As the political scene in Europe began to approach another big war, Fritz went back to work as a spy. He recruited an elaborate team of 33 fellow disgruntled Americans, and sought to transmit as much info as they could over to Germany. One guy worked on an airline and had access to information regarding Allied ships that were heading east across the Atlantic. Another owned a restaurant, and eavesdropped some intel off his customers.
The key member of Fritz’s group was William Sebold, who had served in the German Army during WWI. Sebold was in fact a double-agent, passing on information about the spy ring to the FBI. On June 28, 1941 – over five months before the US was even ankle-deep in the war – everyone in Fritz’s gang was rounded up and arrested. All thirty-three were convicted and sentenced to more than 300 years in prison. It remains the largest espionage conviction in American history, the heart of US-based German spy activity, and Fritz was at its head.

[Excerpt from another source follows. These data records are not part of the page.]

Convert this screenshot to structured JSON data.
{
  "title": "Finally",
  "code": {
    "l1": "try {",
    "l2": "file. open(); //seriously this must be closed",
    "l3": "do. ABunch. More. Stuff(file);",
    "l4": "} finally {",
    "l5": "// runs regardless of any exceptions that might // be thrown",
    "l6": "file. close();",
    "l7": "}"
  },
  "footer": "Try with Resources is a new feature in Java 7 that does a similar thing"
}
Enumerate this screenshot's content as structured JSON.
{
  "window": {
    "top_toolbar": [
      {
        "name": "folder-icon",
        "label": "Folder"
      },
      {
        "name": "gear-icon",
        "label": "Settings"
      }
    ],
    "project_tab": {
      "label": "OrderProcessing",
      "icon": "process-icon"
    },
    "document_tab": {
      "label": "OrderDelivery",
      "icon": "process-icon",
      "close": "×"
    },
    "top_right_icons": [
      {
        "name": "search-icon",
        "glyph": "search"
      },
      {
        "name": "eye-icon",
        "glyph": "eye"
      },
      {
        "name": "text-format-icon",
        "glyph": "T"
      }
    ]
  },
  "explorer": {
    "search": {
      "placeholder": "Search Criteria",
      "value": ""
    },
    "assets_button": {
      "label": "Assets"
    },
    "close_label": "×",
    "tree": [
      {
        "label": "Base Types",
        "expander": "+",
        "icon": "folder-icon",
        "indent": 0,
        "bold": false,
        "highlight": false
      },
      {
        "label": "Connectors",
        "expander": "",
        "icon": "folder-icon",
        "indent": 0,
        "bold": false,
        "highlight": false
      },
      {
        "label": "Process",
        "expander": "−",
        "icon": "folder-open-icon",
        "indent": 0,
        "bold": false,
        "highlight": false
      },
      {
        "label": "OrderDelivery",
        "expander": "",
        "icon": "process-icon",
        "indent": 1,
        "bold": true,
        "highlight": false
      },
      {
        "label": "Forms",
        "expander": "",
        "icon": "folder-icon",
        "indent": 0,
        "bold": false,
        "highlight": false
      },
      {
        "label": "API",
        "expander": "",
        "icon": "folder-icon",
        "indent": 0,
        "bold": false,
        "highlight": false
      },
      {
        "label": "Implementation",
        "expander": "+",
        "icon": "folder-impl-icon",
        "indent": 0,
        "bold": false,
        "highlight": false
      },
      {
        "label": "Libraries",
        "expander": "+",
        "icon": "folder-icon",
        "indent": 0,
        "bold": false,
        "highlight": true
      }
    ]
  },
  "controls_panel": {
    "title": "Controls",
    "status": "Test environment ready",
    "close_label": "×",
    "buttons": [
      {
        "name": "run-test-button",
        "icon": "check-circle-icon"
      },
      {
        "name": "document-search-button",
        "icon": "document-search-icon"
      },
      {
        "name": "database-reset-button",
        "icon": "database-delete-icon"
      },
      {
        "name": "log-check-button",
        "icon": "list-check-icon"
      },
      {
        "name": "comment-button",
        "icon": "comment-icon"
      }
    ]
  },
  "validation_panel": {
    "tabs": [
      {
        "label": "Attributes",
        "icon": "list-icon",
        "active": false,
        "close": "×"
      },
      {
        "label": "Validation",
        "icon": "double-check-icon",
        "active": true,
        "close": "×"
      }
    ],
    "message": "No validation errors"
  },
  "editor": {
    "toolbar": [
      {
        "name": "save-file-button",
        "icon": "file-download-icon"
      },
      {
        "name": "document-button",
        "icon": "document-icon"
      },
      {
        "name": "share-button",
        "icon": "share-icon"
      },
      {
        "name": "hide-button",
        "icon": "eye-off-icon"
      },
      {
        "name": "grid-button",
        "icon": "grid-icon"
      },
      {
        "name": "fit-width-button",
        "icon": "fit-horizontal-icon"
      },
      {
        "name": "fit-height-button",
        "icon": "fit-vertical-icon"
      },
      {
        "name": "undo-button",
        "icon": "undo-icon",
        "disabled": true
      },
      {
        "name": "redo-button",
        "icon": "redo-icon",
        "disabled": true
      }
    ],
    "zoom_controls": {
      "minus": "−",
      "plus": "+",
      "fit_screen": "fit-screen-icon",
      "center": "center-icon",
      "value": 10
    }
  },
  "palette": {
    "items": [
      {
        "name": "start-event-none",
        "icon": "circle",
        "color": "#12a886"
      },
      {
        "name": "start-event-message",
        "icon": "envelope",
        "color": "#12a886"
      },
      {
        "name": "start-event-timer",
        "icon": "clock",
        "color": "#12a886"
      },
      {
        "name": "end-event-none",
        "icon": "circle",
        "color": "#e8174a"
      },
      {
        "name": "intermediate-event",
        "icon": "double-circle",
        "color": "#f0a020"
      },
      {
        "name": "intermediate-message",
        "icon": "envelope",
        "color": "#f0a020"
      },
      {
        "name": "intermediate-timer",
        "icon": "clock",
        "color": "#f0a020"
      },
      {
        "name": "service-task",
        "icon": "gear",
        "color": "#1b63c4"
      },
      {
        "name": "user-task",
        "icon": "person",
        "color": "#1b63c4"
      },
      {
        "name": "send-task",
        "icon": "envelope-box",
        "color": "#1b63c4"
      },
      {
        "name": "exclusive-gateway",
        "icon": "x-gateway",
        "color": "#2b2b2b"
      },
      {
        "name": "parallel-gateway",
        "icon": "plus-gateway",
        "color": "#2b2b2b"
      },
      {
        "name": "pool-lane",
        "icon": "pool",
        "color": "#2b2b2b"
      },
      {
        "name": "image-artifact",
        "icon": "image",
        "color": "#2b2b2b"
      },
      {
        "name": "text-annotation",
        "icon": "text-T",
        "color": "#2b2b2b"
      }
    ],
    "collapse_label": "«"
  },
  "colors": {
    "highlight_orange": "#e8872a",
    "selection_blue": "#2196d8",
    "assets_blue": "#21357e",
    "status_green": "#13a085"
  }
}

This time there would be no costumed escapes, no Shawshank-esque tunnels. Fritz did his time in Leavenworth – thirteen years of it. If you thought child molesters get treated poorly by fellow prisoners in lock-up, just imagine how things went for a convicted German spy in the 1940’s. When he was released in 1954, Fritz was in rough shape. He spent the last two years of his life in City Hospital on Welfare Island (now known as Roosevelt Island, which would no doubt have given Fritz a laugh), where he died poor and broken.
In a life more event-packed than Charles Foster Kane’s, Fritz Duquesne deserves a bigger place in history. He was married only once and left no heirs – his focus was his work. Had he slipped away before his team got arrested in 1941, who knows what other hijinks he might have launched against the Allies?
Perhaps another thousand words-worth.